I couldn't resist playing around with my panoramic feature on my new phone. I still like it but wish I was on some sort of moving trolley so that the whole picture didn't appear hinged at the middle. Funny thing though is that while taking this panoramic photo of the civil war soldier, I notice for the first time the fellow to the left of him in the distance that had an entire cannon mounted upright on his tombstone. (You can see it sticking up in the air!) I didn't have time on this trip but sometime soon I am going to have to walk over and see who he is. He must have some sort of military background I'm guessing and I'm sure there is an interesting story behind his grave.
Monday, November 25, 2013

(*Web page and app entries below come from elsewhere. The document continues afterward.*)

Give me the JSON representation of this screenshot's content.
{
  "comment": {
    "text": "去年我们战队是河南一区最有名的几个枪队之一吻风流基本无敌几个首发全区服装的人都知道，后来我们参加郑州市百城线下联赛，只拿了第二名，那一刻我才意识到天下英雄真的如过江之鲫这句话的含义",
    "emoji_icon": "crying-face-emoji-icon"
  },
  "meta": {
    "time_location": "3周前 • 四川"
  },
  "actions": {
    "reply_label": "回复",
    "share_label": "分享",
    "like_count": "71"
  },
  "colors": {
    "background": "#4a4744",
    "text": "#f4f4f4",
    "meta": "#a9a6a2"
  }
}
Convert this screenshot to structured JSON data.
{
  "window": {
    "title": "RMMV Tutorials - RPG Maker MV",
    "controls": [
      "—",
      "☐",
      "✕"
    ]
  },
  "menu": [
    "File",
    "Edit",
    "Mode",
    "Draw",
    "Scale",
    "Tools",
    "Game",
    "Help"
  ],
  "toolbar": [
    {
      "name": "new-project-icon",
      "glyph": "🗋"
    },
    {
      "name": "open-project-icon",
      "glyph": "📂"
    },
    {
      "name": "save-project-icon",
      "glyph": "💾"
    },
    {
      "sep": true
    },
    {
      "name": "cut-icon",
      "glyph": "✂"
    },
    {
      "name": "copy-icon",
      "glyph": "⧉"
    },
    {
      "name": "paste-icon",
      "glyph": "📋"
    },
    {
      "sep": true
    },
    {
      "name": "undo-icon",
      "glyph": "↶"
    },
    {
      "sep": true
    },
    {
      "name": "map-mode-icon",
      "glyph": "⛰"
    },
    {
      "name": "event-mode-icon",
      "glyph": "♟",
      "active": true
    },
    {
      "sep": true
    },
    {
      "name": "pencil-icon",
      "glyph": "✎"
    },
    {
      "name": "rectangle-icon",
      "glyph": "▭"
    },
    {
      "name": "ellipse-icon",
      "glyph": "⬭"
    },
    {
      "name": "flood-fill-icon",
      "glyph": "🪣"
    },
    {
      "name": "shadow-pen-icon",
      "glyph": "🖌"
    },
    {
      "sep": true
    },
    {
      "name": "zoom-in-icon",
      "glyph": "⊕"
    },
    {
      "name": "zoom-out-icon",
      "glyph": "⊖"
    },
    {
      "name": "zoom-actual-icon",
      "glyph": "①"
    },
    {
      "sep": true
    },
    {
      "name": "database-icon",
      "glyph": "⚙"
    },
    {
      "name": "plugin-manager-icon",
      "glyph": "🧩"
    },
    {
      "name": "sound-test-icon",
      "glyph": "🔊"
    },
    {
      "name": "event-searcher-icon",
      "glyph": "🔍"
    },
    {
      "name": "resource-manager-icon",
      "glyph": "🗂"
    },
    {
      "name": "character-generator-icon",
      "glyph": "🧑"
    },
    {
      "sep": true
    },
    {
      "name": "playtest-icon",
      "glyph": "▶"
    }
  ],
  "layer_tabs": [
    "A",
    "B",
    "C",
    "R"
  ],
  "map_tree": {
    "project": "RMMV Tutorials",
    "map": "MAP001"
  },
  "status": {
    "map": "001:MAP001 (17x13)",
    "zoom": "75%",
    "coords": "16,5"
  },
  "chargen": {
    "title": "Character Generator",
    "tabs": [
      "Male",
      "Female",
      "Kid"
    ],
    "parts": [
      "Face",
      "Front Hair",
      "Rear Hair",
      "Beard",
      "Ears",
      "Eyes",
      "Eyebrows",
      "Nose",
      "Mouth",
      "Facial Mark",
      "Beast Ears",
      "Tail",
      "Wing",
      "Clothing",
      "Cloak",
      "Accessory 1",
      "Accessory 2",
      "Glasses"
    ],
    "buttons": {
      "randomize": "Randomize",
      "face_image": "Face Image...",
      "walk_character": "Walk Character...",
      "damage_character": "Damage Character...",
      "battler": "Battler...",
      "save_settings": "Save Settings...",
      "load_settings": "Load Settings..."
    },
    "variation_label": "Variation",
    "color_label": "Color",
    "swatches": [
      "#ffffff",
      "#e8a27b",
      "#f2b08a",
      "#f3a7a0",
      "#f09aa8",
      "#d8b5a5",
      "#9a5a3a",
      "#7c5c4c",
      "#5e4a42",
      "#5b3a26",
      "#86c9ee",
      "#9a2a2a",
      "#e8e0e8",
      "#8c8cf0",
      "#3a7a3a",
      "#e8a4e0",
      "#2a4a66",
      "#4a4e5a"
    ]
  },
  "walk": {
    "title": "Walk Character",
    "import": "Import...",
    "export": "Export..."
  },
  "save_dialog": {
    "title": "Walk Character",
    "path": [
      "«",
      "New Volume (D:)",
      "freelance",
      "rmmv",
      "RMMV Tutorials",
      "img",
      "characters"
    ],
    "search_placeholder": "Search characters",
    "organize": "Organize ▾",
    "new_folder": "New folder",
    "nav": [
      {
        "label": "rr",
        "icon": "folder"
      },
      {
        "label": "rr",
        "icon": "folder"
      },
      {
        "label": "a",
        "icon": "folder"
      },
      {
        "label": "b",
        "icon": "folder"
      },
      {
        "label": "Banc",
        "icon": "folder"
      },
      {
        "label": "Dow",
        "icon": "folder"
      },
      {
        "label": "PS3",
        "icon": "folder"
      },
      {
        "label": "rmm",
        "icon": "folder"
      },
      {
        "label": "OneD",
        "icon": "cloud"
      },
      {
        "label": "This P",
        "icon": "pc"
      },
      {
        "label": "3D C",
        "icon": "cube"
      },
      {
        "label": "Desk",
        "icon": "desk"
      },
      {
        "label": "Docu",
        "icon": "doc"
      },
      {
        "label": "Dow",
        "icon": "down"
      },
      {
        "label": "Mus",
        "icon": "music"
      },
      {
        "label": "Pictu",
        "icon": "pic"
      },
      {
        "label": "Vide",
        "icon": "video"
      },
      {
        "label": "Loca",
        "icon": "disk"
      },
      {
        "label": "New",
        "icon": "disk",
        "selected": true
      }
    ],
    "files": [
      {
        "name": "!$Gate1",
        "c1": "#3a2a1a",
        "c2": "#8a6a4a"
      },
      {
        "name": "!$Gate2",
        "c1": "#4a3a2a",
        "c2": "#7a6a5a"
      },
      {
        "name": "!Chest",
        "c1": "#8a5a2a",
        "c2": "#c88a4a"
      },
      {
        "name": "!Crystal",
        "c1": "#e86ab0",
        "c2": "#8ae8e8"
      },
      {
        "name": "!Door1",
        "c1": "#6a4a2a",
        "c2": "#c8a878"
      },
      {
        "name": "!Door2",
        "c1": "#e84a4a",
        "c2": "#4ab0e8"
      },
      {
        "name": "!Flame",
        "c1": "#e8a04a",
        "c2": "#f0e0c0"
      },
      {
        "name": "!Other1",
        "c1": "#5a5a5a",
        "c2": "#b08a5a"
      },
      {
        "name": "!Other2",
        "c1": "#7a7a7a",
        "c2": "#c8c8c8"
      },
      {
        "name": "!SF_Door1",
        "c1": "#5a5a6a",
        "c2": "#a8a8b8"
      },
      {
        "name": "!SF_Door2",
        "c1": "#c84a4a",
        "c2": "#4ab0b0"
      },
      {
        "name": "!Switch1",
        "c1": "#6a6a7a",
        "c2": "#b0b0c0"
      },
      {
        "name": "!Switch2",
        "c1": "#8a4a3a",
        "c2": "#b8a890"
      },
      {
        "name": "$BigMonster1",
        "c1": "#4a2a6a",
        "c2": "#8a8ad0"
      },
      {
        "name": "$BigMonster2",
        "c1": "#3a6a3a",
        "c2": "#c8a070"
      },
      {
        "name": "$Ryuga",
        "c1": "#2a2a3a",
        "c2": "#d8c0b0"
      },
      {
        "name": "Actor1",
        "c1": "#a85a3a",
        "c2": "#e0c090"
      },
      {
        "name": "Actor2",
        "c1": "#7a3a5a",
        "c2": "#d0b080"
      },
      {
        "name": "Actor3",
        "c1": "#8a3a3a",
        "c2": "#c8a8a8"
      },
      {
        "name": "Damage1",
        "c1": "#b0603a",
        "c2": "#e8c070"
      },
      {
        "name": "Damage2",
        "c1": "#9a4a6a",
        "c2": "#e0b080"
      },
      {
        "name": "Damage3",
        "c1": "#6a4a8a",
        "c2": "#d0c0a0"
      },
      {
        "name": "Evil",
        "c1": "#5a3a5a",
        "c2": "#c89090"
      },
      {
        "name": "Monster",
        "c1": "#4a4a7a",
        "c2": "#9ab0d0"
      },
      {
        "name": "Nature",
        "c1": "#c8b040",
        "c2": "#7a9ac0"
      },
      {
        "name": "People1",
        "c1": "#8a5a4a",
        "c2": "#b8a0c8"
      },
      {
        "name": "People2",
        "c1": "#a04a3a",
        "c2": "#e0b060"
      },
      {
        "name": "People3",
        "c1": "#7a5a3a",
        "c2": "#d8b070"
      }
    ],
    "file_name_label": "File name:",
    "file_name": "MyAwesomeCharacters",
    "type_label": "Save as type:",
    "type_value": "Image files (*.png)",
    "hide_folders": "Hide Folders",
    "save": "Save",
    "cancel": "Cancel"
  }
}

I found this picture of the farm house where I grew up in recently while scanning some old slides. I lived in this farmhouse until I was probably 12 or 13 years old and have many fond memories of it. The enclosed porch on the left side of the photo is where I recently blogged about my dog Pepsi habit. The open porch on the right has two doors entering into the house, the nearer one to the office and the far one to my younger brother's bedroom. On the gable end facing the camera, the upper window was in the room where our ping pong table resided. There was probably only a foot of space on each side of the table and maybe two feet on each end before one hit the wall so I learned to play ping pong up close to the table, a trait that served me well in future years in ping pong tournaments.
This farmhouse has seven bedrooms though there were only my parents, younger brother and I. For the most part, the upper story was closed off all year round. If we wanted to go to one of the two storage rooms or ping pong room during the cold months of winter, we donned jackets and gloves. We heated the house with a wood stove during the winter and cooled it with box fans in the summer so it just made sense to keep near the core.
After my grandfather died, we moved a mile north to his farm because all the grain bins, equipment sheds and such were over there and it was more centrally located. My parents rented out this house for a few years but as rentals go in rural areas, the renters never took care of the place. Eventually it started to come apart at the seams and it was bulldozed in and set on fire. Now if you drive by all you see is a grassy area where it and the outbuildings once stood and a few of the old trees. The driveway doesn't even appear to be there but is under all the grass and weeds. Every once in awhile when I have the time, I like to drive over there and sit in the driveway envisioning the photo at the top of this post and remembering my childhood.